Kelvin plans to extend his FP&A capabilities to the area of ESG (environmental, social and governance) in order to keep pace with the rapid changes in the world. “The pandemic sent shock waves of change to the way people live their lives, but if we look at a macro level far into the future, ESG is going to continue to dominate conversations between governments and countries and between companies and industries in economies,” he said. “FP&A is by nature a forward-looking discipline, and a primary focus of ESG is the future. As an FP&A and accounting professional, I believe I have role to play in helping my country shape and achieve its ESG objectives.”
Kelvin said he will also continue advocating for FP&A to be added as a core skill for accountants. He believes that at the pace the world is moving, professional, accurate and flexible financial planning are key to business and financial success. “With digital technologies making advances on a daily basis, FP&A is undoubtedly a key skill for accountants of the future to have,” said Kelvin.
Testing his FP&A skills
Kelvin came across the FPAC credential when he was researching professional qualifications for FP&A. Because he felt this was a discipline that would expand very quickly, he wanted to solidify his skills in a structural and academic way, which included formally testing his knowledge in the area.
The courses for the FPAC credential were something Kelvin said he found to be well balanced. There were areas he had not come across directly, either from other credentials or through his work, that looked interesting, so he decided to embark on the FPAC journey. And he’s glad he did.
“The FPAC program provided me with new perspectives on some areas of FP&A,” he said. “A good example is, in the areas of forecasting, the preparation materials provided good tips and strategies in obtaining and refining inputs from different experts and specialists. These soft skills have added value to what I do professionally. I also acquired different ways of modelling, which were valuable additions to my toolbox.” Kelvin added that knowing he holds a professional qualification in a specialized area provides him with the confidence to push himself further in his career.
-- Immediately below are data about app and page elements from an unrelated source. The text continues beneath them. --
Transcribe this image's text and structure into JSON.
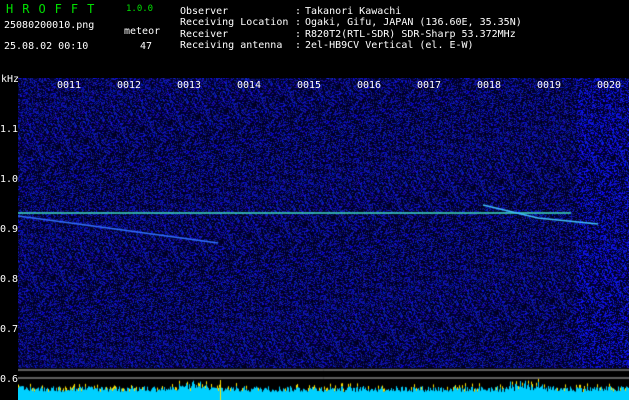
{
  "app": {
    "title": "HROFFT",
    "version": "1.0.0"
  },
  "file": {
    "name": "25080200010.png",
    "datetime": "25.08.02 00:10"
  },
  "meteor": {
    "label": "meteor",
    "count": "47"
  },
  "info": [
    {
      "label": "Observer",
      "sep": ":",
      "value": "Takanori Kawachi"
    },
    {
      "label": "Receiving Location",
      "sep": ":",
      "value": "Ogaki, Gifu, JAPAN (136.60E, 35.35N)"
    },
    {
      "label": "Receiver",
      "sep": ":",
      "value": "R820T2(RTL-SDR) SDR-Sharp 53.372MHz"
    },
    {
      "label": "Receiving antenna",
      "sep": ":",
      "value": "2el-HB9CV Vertical (el. E-W)"
    }
  ],
  "axis": {
    "y_unit": "kHz",
    "y_ticks": [
      "1.1",
      "1.0",
      "0.9",
      "0.8",
      "0.7",
      "0.6"
    ],
    "x_ticks": [
      "0011",
      "0012",
      "0013",
      "0014",
      "0015",
      "0016",
      "0017",
      "0018",
      "0019",
      "0020"
    ]
  },
  "colors": {
    "background": "#000000",
    "logo": "#00e000",
    "noise": "#1a1aa0",
    "echo": "#40e0c0",
    "power_bar": "#00d0ff",
    "power_peak": "#ffe000"
  }
}
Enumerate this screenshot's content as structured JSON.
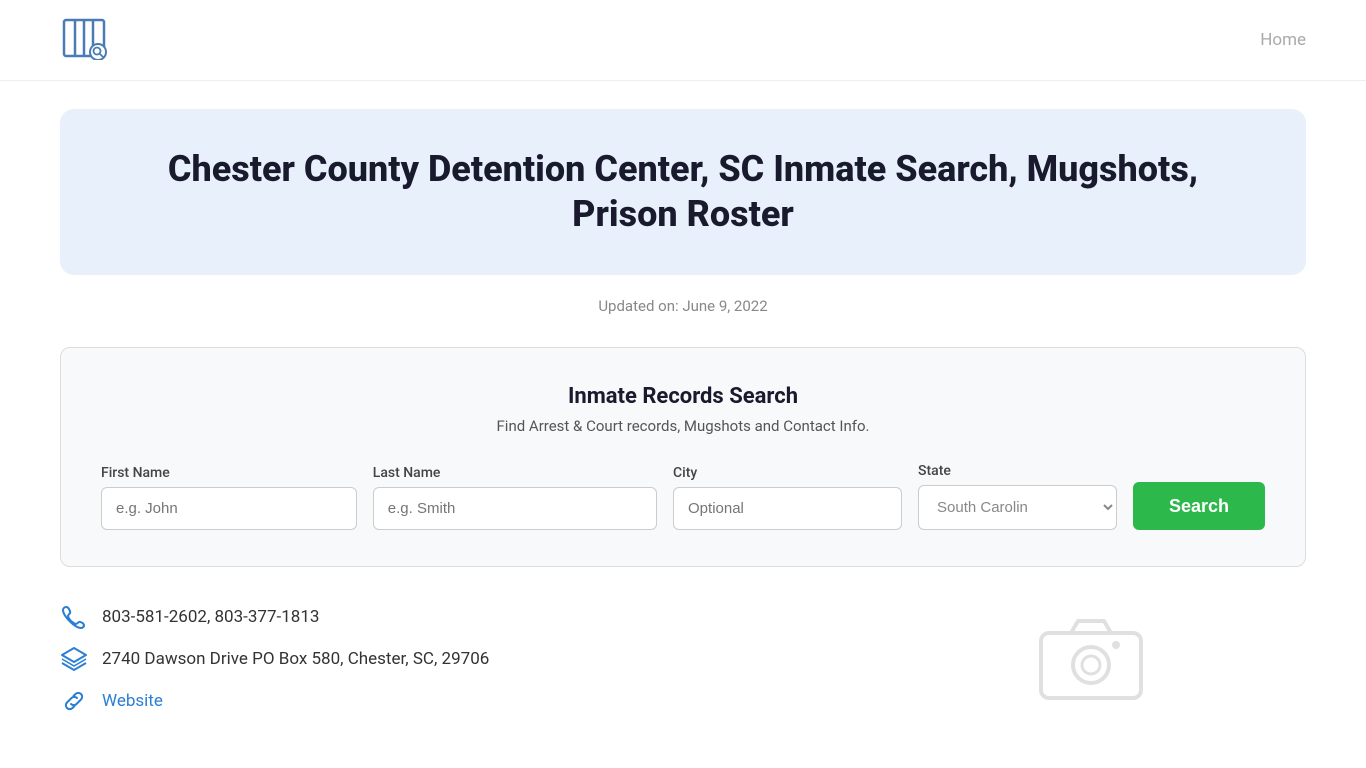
{
  "header": {
    "home_label": "Home"
  },
  "hero": {
    "title": "Chester County Detention Center, SC Inmate Search, Mugshots, Prison Roster",
    "updated_label": "Updated on: June 9, 2022"
  },
  "search_card": {
    "title": "Inmate Records Search",
    "subtitle": "Find Arrest & Court records, Mugshots and Contact Info.",
    "fields": {
      "first_name_label": "First Name",
      "first_name_placeholder": "e.g. John",
      "last_name_label": "Last Name",
      "last_name_placeholder": "e.g. Smith",
      "city_label": "City",
      "city_placeholder": "Optional",
      "state_label": "State",
      "state_value": "South Carolina"
    },
    "search_button_label": "Search"
  },
  "contact": {
    "phones": "803-581-2602, 803-377-1813",
    "address": "2740 Dawson Drive PO Box 580, Chester, SC, 29706",
    "website_label": "Website"
  }
}
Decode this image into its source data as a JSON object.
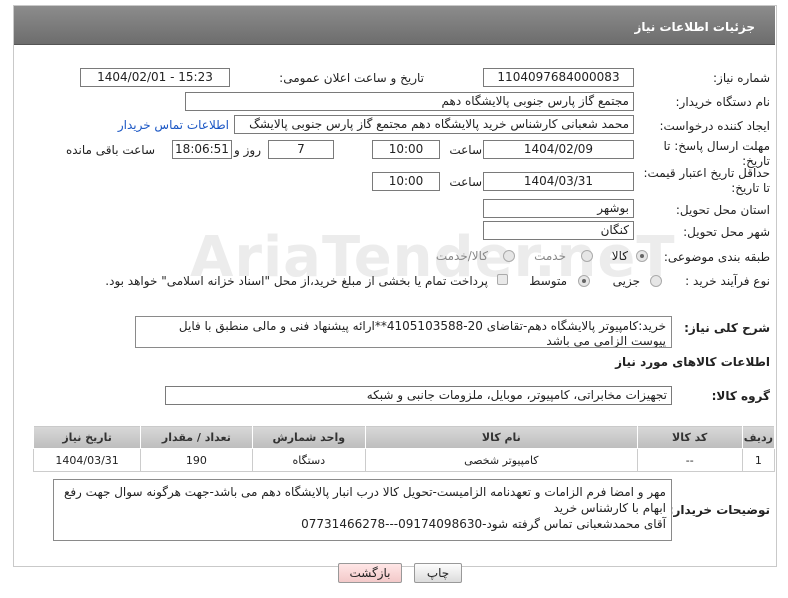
{
  "header": {
    "title": "جزئیات اطلاعات نیاز"
  },
  "form": {
    "need_number_label": "شماره نیاز:",
    "need_number": "1104097684000083",
    "announce_label": "تاریخ و ساعت اعلان عمومی:",
    "announce_value": "1404/02/01 - 15:23",
    "buyer_org_label": "نام دستگاه خریدار:",
    "buyer_org": "مجتمع گاز پارس جنوبی  پالایشگاه دهم",
    "creator_label": "ایجاد کننده درخواست:",
    "creator": "محمد شعبانی کارشناس خرید پالایشگاه دهم  مجتمع گاز پارس جنوبی  پالایشگ",
    "contact_link": "اطلاعات تماس خریدار",
    "deadline_label": "مهلت ارسال پاسخ: تا تاریخ:",
    "deadline_date": "1404/02/09",
    "time_label": "ساعت",
    "deadline_time": "10:00",
    "days_value": "7",
    "days_label": "روز و",
    "remaining_time": "18:06:51",
    "remaining_label": "ساعت باقی مانده",
    "min_validity_label": "حداقل تاریخ اعتبار قیمت: تا تاریخ:",
    "validity_date": "1404/03/31",
    "validity_time": "10:00",
    "province_label": "استان محل تحویل:",
    "province": "بوشهر",
    "city_label": "شهر محل تحویل:",
    "city": "کنگان",
    "category_label": "طبقه بندی موضوعی:",
    "category_options": [
      "کالا",
      "خدمت",
      "کالا/خدمت"
    ],
    "process_label": "نوع فرآیند خرید :",
    "process_options": [
      "جزیی",
      "متوسط"
    ],
    "payment_note": "پرداخت تمام یا بخشی از مبلغ خرید،از محل \"اسناد خزانه اسلامی\" خواهد بود.",
    "general_desc_label": "شرح کلی نیاز:",
    "general_desc": "خرید:کامپیوتر پالایشگاه دهم-تقاضای 20-4105103588**ارائه پیشنهاد فنی و مالی منطبق با فایل پیوست الزامی می باشد"
  },
  "goods": {
    "section_title": "اطلاعات کالاهای مورد نیاز",
    "group_label": "گروه کالا:",
    "group_value": "تجهیزات مخابراتی، کامپیوتر، موبایل، ملزومات جانبی و شبکه",
    "columns": [
      "ردیف",
      "کد کالا",
      "نام کالا",
      "واحد شمارش",
      "تعداد / مقدار",
      "تاریخ نیاز"
    ],
    "rows": [
      {
        "row": "1",
        "code": "--",
        "name": "کامپیوتر شخصی",
        "unit": "دستگاه",
        "qty": "190",
        "date": "1404/03/31"
      }
    ]
  },
  "buyer_notes": {
    "label": "توضیحات خریدار:",
    "line1": "مهر و امضا فرم الزامات و تعهدنامه الزامیست-تحویل کالا درب انبار پالایشگاه دهم می باشد-جهت هرگونه سوال جهت رفع",
    "line2": "ابهام با کارشناس خرید",
    "line3": "آقای محمدشعبانی تماس گرفته شود-09174098630---07731466278"
  },
  "buttons": {
    "print": "چاپ",
    "back": "بازگشت"
  },
  "watermark": "AriaTender.neT"
}
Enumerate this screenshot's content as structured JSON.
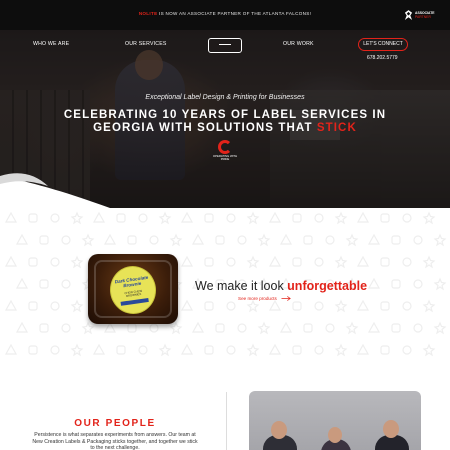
{
  "announcement": {
    "brand": "NOLITE",
    "text": " IS NOW AN ASSOCIATE PARTNER OF THE ATLANTA FALCONS!"
  },
  "partner_badge": {
    "line1": "ASSOCIATE",
    "line2": "PARTNER"
  },
  "nav": {
    "items": [
      "WHO WE ARE",
      "OUR SERVICES",
      "OUR WORK"
    ],
    "cta": "LET'S CONNECT",
    "phone": "678.202.5779"
  },
  "hero": {
    "tagline": "Exceptional Label Design & Printing for Businesses",
    "headline": "CELEBRATING 10 YEARS OF LABEL SERVICES IN GEORGIA WITH SOLUTIONS THAT ",
    "headline_accent": "STICK",
    "award_text": "OPERATING WITH PRIDE"
  },
  "product_label": {
    "title": "Dark Chocolate Brownie",
    "sub": "CHEW CHEW BROWNIES"
  },
  "feature": {
    "text": "We make it look ",
    "accent": "unforgettable",
    "link": "See more products"
  },
  "people": {
    "title": "OUR PEOPLE",
    "body": "Persistence is what separates experiments from answers. Our team at New Creation Labels & Packaging sticks together, and together we stick to the next challenge."
  },
  "colors": {
    "accent": "#e2231a",
    "dark": "#0d0d0d"
  },
  "icons": [
    "falcon-logo-icon",
    "company-logo-icon",
    "award-badge-icon",
    "arrow-right-icon"
  ]
}
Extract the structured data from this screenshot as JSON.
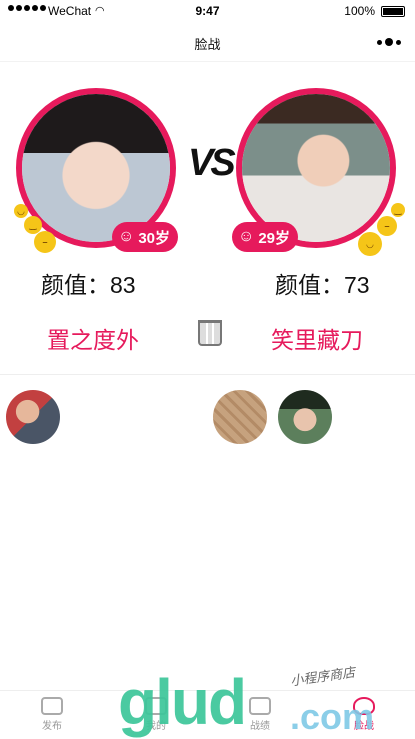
{
  "status": {
    "carrier": "WeChat",
    "time": "9:47",
    "battery": "100%"
  },
  "nav": {
    "title": "脸战"
  },
  "left": {
    "age": "30岁",
    "score_label": "颜值：",
    "score": "83",
    "verdict": "置之度外"
  },
  "right": {
    "age": "29岁",
    "score_label": "颜值：",
    "score": "73",
    "verdict": "笑里藏刀"
  },
  "vs": "VS",
  "tabs": [
    {
      "label": "发布"
    },
    {
      "label": "我的"
    },
    {
      "label": "战绩"
    },
    {
      "label": "脸战"
    }
  ],
  "watermark": {
    "brand": "glud",
    "tld": ".com",
    "tagline": "小程序商店"
  },
  "colors": {
    "accent": "#e61a5c"
  }
}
Would he recommend the FPAC to others? “Absolutely.” Kelvin said he would encourage anyone with a serious interest in pursuing a career in FP&A to earn the FPAC credential. “First and foremost, every learning opportunity is an enriching experience, and I have already made use of some of the skills that I have acquired from the FPAC program,” he said. “The credential is a recognition of what you know and your experience in the field of FP&A, and if you hold other accounting and finance credentials too, it’s evidence that you have a multi-dimensional set of skills to tackle the many challenges faced by today’s finance professionals.”